Action item:
Copy each line containing "Cube" from the listing below.

- - -

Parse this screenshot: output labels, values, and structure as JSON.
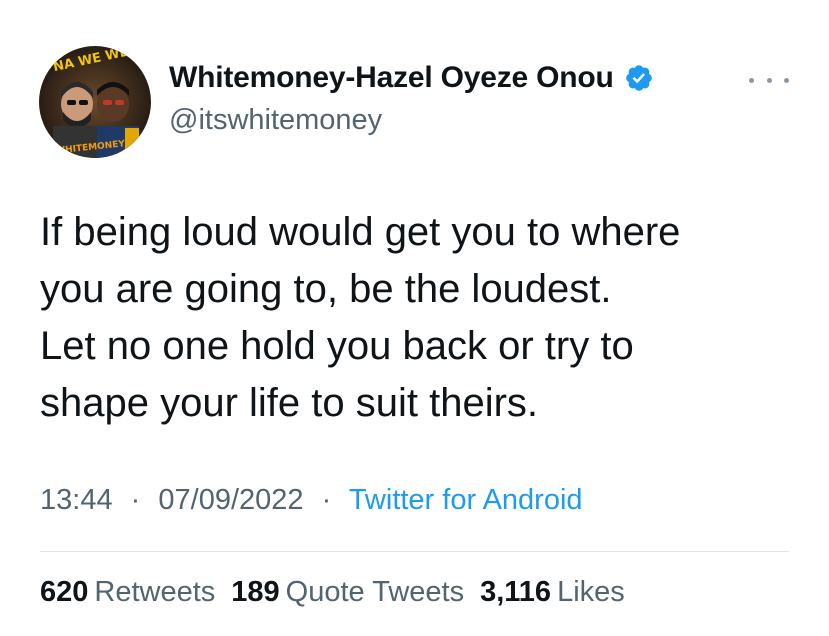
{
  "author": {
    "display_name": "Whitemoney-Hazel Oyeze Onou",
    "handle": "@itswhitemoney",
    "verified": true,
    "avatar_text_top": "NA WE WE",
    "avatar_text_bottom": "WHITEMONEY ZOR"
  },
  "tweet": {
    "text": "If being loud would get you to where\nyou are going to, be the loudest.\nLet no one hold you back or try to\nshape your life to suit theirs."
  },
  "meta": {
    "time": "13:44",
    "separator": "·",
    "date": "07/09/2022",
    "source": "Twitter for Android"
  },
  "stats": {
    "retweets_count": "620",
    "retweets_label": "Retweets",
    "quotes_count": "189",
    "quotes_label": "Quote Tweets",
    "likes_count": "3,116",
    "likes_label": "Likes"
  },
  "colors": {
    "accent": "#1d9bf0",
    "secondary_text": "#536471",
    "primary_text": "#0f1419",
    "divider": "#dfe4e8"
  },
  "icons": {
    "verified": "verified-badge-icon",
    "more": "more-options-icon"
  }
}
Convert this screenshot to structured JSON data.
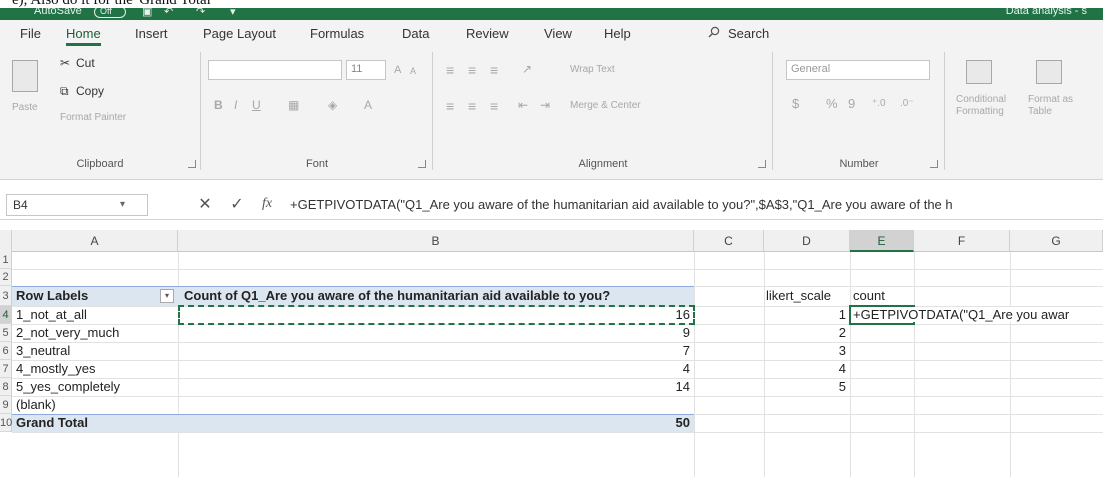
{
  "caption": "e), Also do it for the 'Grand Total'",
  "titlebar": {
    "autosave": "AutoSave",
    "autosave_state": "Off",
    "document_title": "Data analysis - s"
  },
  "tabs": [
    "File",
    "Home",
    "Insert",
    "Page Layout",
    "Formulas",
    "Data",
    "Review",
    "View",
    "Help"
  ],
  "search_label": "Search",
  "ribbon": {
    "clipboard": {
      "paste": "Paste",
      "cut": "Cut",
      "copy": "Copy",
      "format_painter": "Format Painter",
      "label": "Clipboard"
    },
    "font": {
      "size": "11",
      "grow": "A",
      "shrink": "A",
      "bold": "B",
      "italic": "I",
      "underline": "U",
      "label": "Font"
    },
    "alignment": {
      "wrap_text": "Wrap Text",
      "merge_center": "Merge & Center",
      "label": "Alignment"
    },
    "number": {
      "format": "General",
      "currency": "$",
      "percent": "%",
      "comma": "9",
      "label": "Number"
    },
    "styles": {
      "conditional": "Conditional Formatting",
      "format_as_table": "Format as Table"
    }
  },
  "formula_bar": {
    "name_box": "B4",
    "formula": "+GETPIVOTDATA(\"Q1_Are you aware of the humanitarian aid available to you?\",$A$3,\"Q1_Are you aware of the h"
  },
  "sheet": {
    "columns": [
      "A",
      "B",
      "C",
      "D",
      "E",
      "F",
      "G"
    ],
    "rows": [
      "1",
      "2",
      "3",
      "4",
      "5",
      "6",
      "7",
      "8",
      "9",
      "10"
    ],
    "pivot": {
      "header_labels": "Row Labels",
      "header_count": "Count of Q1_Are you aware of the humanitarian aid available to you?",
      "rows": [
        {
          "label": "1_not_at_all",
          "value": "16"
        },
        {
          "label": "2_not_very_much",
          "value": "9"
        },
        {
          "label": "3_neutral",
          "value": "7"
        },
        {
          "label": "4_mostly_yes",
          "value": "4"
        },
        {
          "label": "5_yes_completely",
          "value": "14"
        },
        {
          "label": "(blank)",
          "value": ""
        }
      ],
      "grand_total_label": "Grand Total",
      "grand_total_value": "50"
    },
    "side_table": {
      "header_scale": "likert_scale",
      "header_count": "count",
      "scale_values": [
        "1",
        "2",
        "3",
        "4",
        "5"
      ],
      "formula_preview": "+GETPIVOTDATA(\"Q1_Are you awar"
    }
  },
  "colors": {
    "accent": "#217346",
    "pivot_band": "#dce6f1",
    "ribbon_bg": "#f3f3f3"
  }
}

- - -

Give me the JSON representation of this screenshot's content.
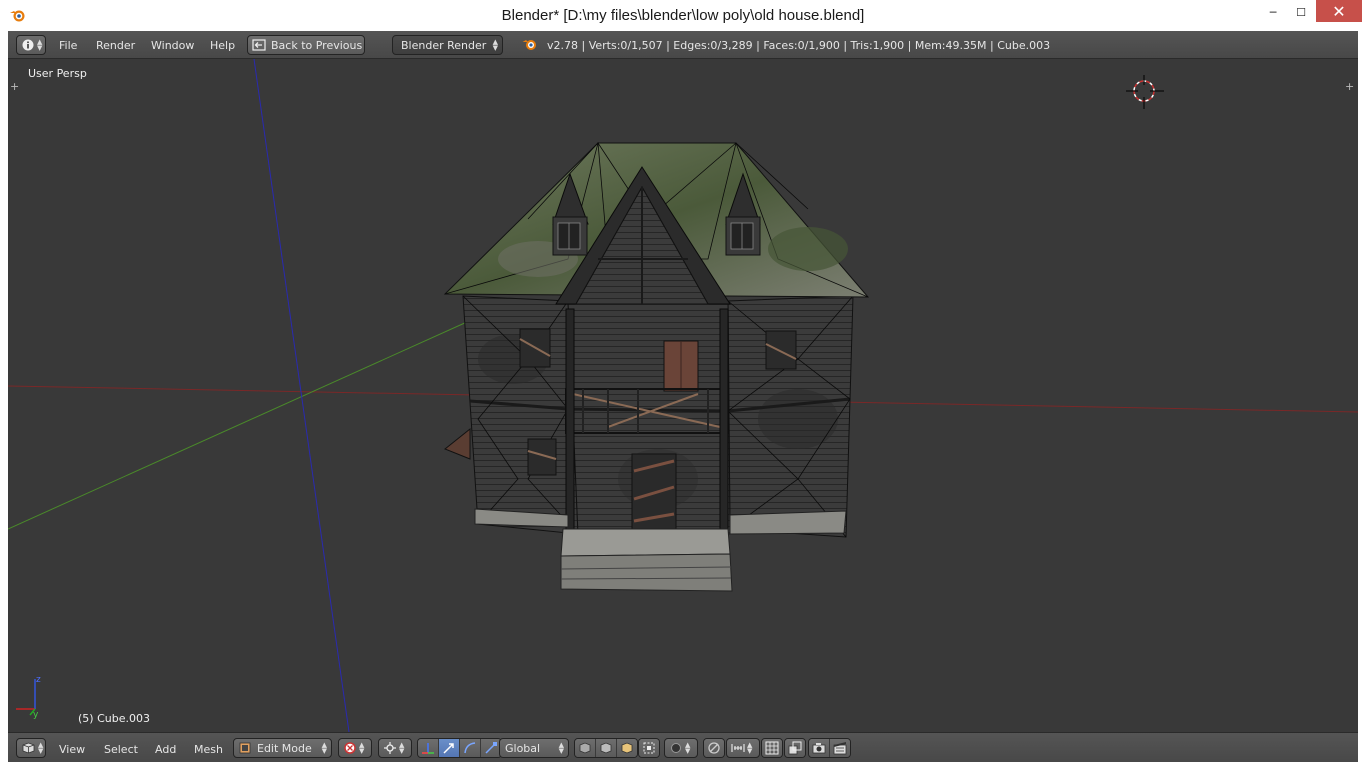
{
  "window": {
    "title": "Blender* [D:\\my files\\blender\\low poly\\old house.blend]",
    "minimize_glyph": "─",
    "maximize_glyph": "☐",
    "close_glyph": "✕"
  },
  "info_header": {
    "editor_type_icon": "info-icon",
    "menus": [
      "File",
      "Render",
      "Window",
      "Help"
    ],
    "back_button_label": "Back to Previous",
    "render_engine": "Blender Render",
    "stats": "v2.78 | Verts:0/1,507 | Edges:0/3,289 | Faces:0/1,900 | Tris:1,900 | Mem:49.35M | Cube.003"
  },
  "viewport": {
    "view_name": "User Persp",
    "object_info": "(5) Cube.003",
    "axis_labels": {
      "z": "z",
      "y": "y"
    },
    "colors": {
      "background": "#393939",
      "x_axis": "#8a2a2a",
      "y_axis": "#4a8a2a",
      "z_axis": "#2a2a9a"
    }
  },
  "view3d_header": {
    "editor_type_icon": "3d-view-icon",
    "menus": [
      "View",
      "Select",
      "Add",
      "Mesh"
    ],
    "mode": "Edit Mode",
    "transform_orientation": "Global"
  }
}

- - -

Result of the task:
    "stats": "v2.78 | Verts:0/1,507 | Edges:0/3,289 | Faces:0/1,900 | Tris:1,900 | Mem:49.35M | Cube.003"
    "object_info": "(5) Cube.003",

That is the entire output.